◆ **Website and app data records**:

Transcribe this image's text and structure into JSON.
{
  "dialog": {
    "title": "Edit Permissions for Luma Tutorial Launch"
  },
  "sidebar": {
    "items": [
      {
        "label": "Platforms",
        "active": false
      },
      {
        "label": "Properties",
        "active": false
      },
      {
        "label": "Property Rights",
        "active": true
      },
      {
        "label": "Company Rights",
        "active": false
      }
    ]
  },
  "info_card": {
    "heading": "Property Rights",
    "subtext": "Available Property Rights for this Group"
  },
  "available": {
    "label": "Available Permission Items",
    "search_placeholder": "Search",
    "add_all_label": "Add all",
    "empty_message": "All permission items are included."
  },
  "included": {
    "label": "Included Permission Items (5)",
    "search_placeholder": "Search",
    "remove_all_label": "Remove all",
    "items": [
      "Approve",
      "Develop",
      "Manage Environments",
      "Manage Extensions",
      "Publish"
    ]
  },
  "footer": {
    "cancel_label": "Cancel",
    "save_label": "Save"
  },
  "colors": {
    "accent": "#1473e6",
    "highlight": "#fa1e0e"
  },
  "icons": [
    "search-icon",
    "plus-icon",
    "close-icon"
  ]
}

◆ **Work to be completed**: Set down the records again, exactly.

◆ **Your solution**:
Transcribe this image's text and structure into JSON.
{
  "dialog": {
    "title": "Edit Permissions for Luma Tutorial Launch"
  },
  "sidebar": {
    "items": [
      {
        "label": "Platforms",
        "active": false
      },
      {
        "label": "Properties",
        "active": false
      },
      {
        "label": "Property Rights",
        "active": true
      },
      {
        "label": "Company Rights",
        "active": false
      }
    ]
  },
  "info_card": {
    "heading": "Property Rights",
    "subtext": "Available Property Rights for this Group"
  },
  "available": {
    "label": "Available Permission Items",
    "search_placeholder": "Search",
    "add_all_label": "Add all",
    "empty_message": "All permission items are included."
  },
  "included": {
    "label": "Included Permission Items (5)",
    "search_placeholder": "Search",
    "remove_all_label": "Remove all",
    "items": [
      "Approve",
      "Develop",
      "Manage Environments",
      "Manage Extensions",
      "Publish"
    ]
  },
  "footer": {
    "cancel_label": "Cancel",
    "save_label": "Save"
  },
  "colors": {
    "accent": "#1473e6",
    "highlight": "#fa1e0e"
  },
  "icons": [
    "search-icon",
    "plus-icon",
    "close-icon"
  ]
}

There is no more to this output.